squeezes the sweet/sour flesh into his mouth reminding himself to pick them all up later to freeze. Their season is too short and they usually get wasted.
Crossing the road onto Flaxmill Bay beach the sea is flat calm and the wet sand soft and hard to walk on. No john dory left high and dry but the resident pair of oyster catchers are cracking open pipis left by the overnight tide. The dog leaves them alone, remembering the dive bombing in the summer when they were nesting, but chases the seagulls off the end of the beach barking and plunging.

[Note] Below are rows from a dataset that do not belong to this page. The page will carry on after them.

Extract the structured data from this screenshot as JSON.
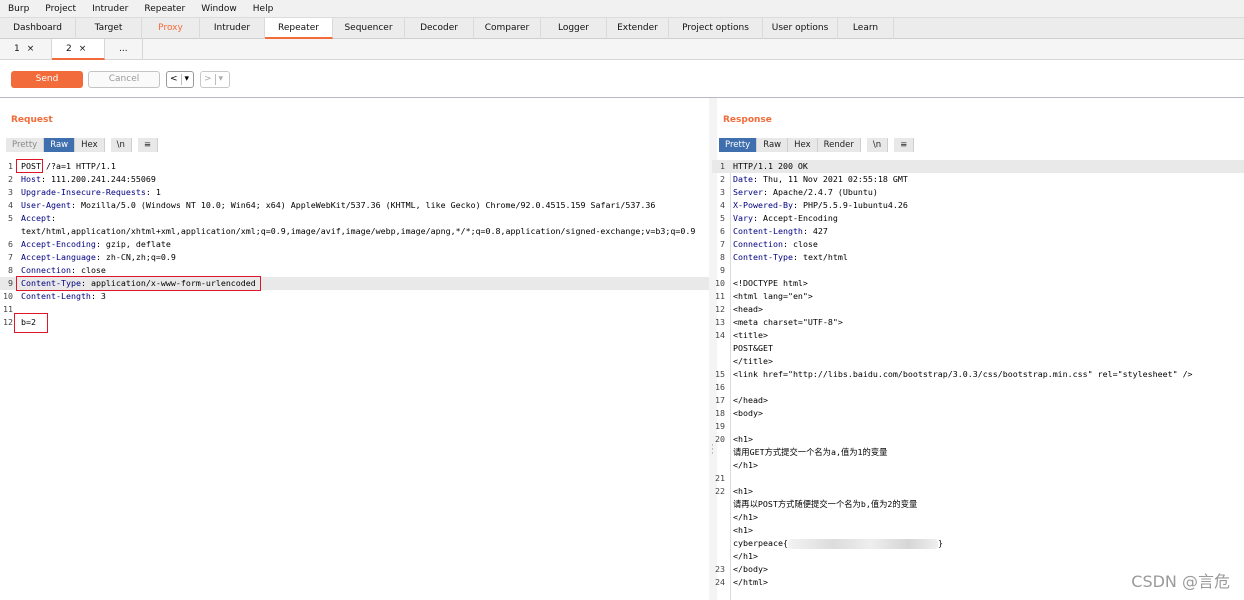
{
  "menu": [
    "Burp",
    "Project",
    "Intruder",
    "Repeater",
    "Window",
    "Help"
  ],
  "tabs": [
    "Dashboard",
    "Target",
    "Proxy",
    "Intruder",
    "Repeater",
    "Sequencer",
    "Decoder",
    "Comparer",
    "Logger",
    "Extender",
    "Project options",
    "User options",
    "Learn"
  ],
  "active_tab": "Repeater",
  "subtabs": {
    "tab1": "1",
    "tab2": "2",
    "more": "...",
    "close": "×"
  },
  "toolbar": {
    "send": "Send",
    "cancel": "Cancel",
    "back": "<",
    "forward": ">",
    "dropdown": "▾"
  },
  "request": {
    "title": "Request",
    "views": {
      "pretty": "Pretty",
      "raw": "Raw",
      "hex": "Hex",
      "newline": "\\n",
      "menu": "≡"
    },
    "active_view": "Raw",
    "lines": [
      {
        "n": "1",
        "text": "POST /?a=1 HTTP/1.1"
      },
      {
        "n": "2",
        "key": "Host",
        "value": " 111.200.241.244:55069"
      },
      {
        "n": "3",
        "key": "Upgrade-Insecure-Requests",
        "value": " 1"
      },
      {
        "n": "4",
        "key": "User-Agent",
        "value": " Mozilla/5.0 (Windows NT 10.0; Win64; x64) AppleWebKit/537.36 (KHTML, like Gecko) Chrome/92.0.4515.159 Safari/537.36"
      },
      {
        "n": "5",
        "key": "Accept",
        "value": ""
      },
      {
        "n": "",
        "text": "text/html,application/xhtml+xml,application/xml;q=0.9,image/avif,image/webp,image/apng,*/*;q=0.8,application/signed-exchange;v=b3;q=0.9"
      },
      {
        "n": "6",
        "key": "Accept-Encoding",
        "value": " gzip, deflate"
      },
      {
        "n": "7",
        "key": "Accept-Language",
        "value": " zh-CN,zh;q=0.9"
      },
      {
        "n": "8",
        "key": "Connection",
        "value": " close"
      },
      {
        "n": "9",
        "key": "Content-Type",
        "value": " application/x-www-form-urlencoded"
      },
      {
        "n": "10",
        "key": "Content-Length",
        "value": " 3"
      },
      {
        "n": "11",
        "text": ""
      },
      {
        "n": "12",
        "text": "b=2"
      }
    ]
  },
  "response": {
    "title": "Response",
    "views": {
      "pretty": "Pretty",
      "raw": "Raw",
      "hex": "Hex",
      "render": "Render",
      "newline": "\\n",
      "menu": "≡"
    },
    "active_view": "Pretty",
    "lines": [
      {
        "n": "1",
        "text": "HTTP/1.1 200 OK"
      },
      {
        "n": "2",
        "key": "Date",
        "value": " Thu, 11 Nov 2021 02:55:18 GMT"
      },
      {
        "n": "3",
        "key": "Server",
        "value": " Apache/2.4.7 (Ubuntu)"
      },
      {
        "n": "4",
        "key": "X-Powered-By",
        "value": " PHP/5.5.9-1ubuntu4.26"
      },
      {
        "n": "5",
        "key": "Vary",
        "value": " Accept-Encoding"
      },
      {
        "n": "6",
        "key": "Content-Length",
        "value": " 427"
      },
      {
        "n": "7",
        "key": "Connection",
        "value": " close"
      },
      {
        "n": "8",
        "key": "Content-Type",
        "value": " text/html"
      },
      {
        "n": "9",
        "text": ""
      },
      {
        "n": "10",
        "text": "<!DOCTYPE html>"
      },
      {
        "n": "11",
        "text": "<html lang=\"en\">"
      },
      {
        "n": "12",
        "text": "  <head>"
      },
      {
        "n": "13",
        "text": "    <meta charset=\"UTF-8\">"
      },
      {
        "n": "14",
        "text": "    <title>"
      },
      {
        "n": "",
        "text": "      POST&GET"
      },
      {
        "n": "",
        "text": "    </title>"
      },
      {
        "n": "15",
        "text": "    <link href=\"http://libs.baidu.com/bootstrap/3.0.3/css/bootstrap.min.css\" rel=\"stylesheet\" />"
      },
      {
        "n": "16",
        "text": ""
      },
      {
        "n": "17",
        "text": "  </head>"
      },
      {
        "n": "18",
        "text": "  <body>"
      },
      {
        "n": "19",
        "text": ""
      },
      {
        "n": "20",
        "text": "    <h1>"
      },
      {
        "n": "",
        "text": "      请用GET方式提交一个名为a,值为1的变量"
      },
      {
        "n": "",
        "text": "    </h1>"
      },
      {
        "n": "21",
        "text": ""
      },
      {
        "n": "22",
        "text": "    <h1>"
      },
      {
        "n": "",
        "text": "      请再以POST方式随便提交一个名为b,值为2的变量"
      },
      {
        "n": "",
        "text": "    </h1>"
      },
      {
        "n": "",
        "text": "    <h1>"
      },
      {
        "n": "",
        "text": "      cyberpeace{",
        "redacted": true,
        "suffix": "}"
      },
      {
        "n": "",
        "text": "    </h1>"
      },
      {
        "n": "23",
        "text": "  </body>"
      },
      {
        "n": "24",
        "text": "</html>"
      }
    ]
  },
  "watermark": "CSDN @言危",
  "colors": {
    "accent": "#f26b3a",
    "active_view": "#3f6fae",
    "highlight_box": "#e0142a"
  }
}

Climbing the cliff track it's darker and cooler as the bush closes in, a lone fantail chases the disturbed insects while the dog follows rabbit trails and the earthy smell of wet decay takes over the sea scents. It's a stiff climb and he has to stop to rest, not as fit as he would like to be after seven months in the kitchen. At the top where it opens out to a grassy paddock with huge scattered pohutukawa trees, the sun has risen and the view over Mercury Bay and right out to the Mercury Islands amazing.
Again the bush on the track down to Lonely Bay and onto the Democracy Steps designed by Japanese artist Akio Hizume on a musical score so walking them the body gets a rythym and they become easier and more interesting. The artists' three week stay opened up new creative possibilities with his mathematical principles based on the Fibonacci Series found in nature and the Eastern idea of the space being just as important as the object.
Checking his kinetic sculpture (water pouring from a chute into open bamboo on a pivot, when full, dips, empties and comes back with a thud to fill again) in the stream beside the steps he walks out through the flax onto his favourite beach.

Continued soon...